Auteur: Eszter Zalan
After Hungary sealed its border with Croatia, the second country along its southern frontier after Serbia, refugees and migrants will have to find another way into Europe along the Balkan trail.
Croatia’s neighbor, Slovenia might come under pressure, as Zagreb is planning to shuttle people there.
Migration will be on the agenda of the congress of the European People’s Party (EPP), the largest political family in the EU, who gather in Madrid on Wednesday-Thursday (21-22 October).
EPP leaders will discuss the wide-ranging approach they have toward the refugee crisis, with German chancellor Angela Merkel leading a welcoming policy at one end of the centre-right spectrum, and on the other, with Hungary’s Viktor Orban sealing borders.
“We must start by finding a European solution to securing our external EU borders,” party leader Joseph Daul said, promising the EPP will lead the way.
Feeding into the European Commission’s fight against anti-Semitism, and Islamophobia, justice ministers from Europe will gather in Brussels on Monday (19 October) to discuss how to respond to radicalisation.
Fish will also be on the EU’s plate this week, as, on Thursday (22 October), fisheries ministers are expected to reach political agreement on fishing opportunities for member states in the Baltic Sea for 2016.

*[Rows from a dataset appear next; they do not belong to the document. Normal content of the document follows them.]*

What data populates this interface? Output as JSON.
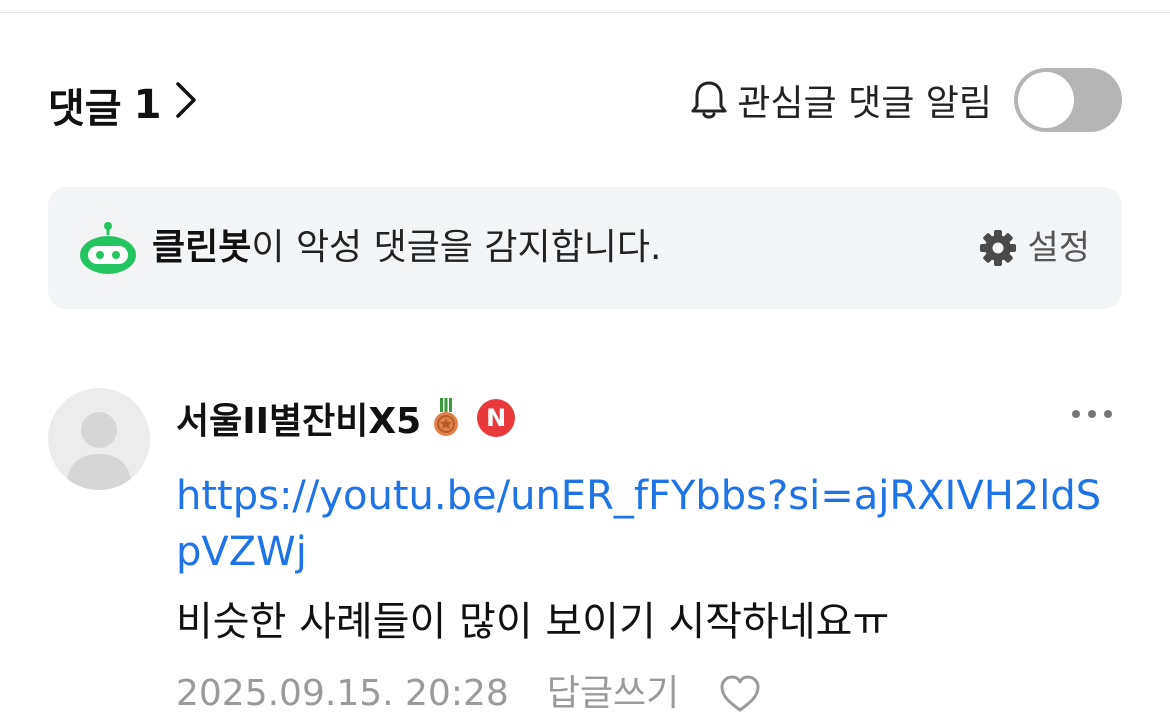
{
  "comments_header": {
    "title": "댓글",
    "count": "1",
    "notify_label": "관심글 댓글 알림",
    "notify_enabled": false
  },
  "cleanbot": {
    "brand": "클린봇",
    "message": "이 악성 댓글을 감지합니다.",
    "settings_label": "설정",
    "accent_color": "#22c55e"
  },
  "comment": {
    "author": "서울II별잔비X5",
    "badge_letter": "N",
    "link": "https://youtu.be/unER_fFYbbs?si=ajRXIVH2ldSpVZWj",
    "text": "비슷한 사례들이 많이 보이기 시작하네요ㅠ",
    "timestamp": "2025.09.15. 20:28",
    "reply_label": "답글쓰기"
  },
  "icons": [
    "chevron-right-icon",
    "bell-icon",
    "robot-icon",
    "gear-icon",
    "medal-icon",
    "more-icon",
    "heart-icon"
  ]
}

Sunday (25 October) will see parliamentary elections in Poland, which might result in Warsaw becoming even more reluctant to participate in EU schemes on managing migration.
Jaroslaw Kaczynski, Poland’s former leader and the head of the right-wing Law and Justice party (PiS), might once again be prime minister, as his party is leading polls with 36 percent.
The current leader of the country of 38 million, Ewa Kopacz, from the centre-right Civic Platform party, stands at 24 percent.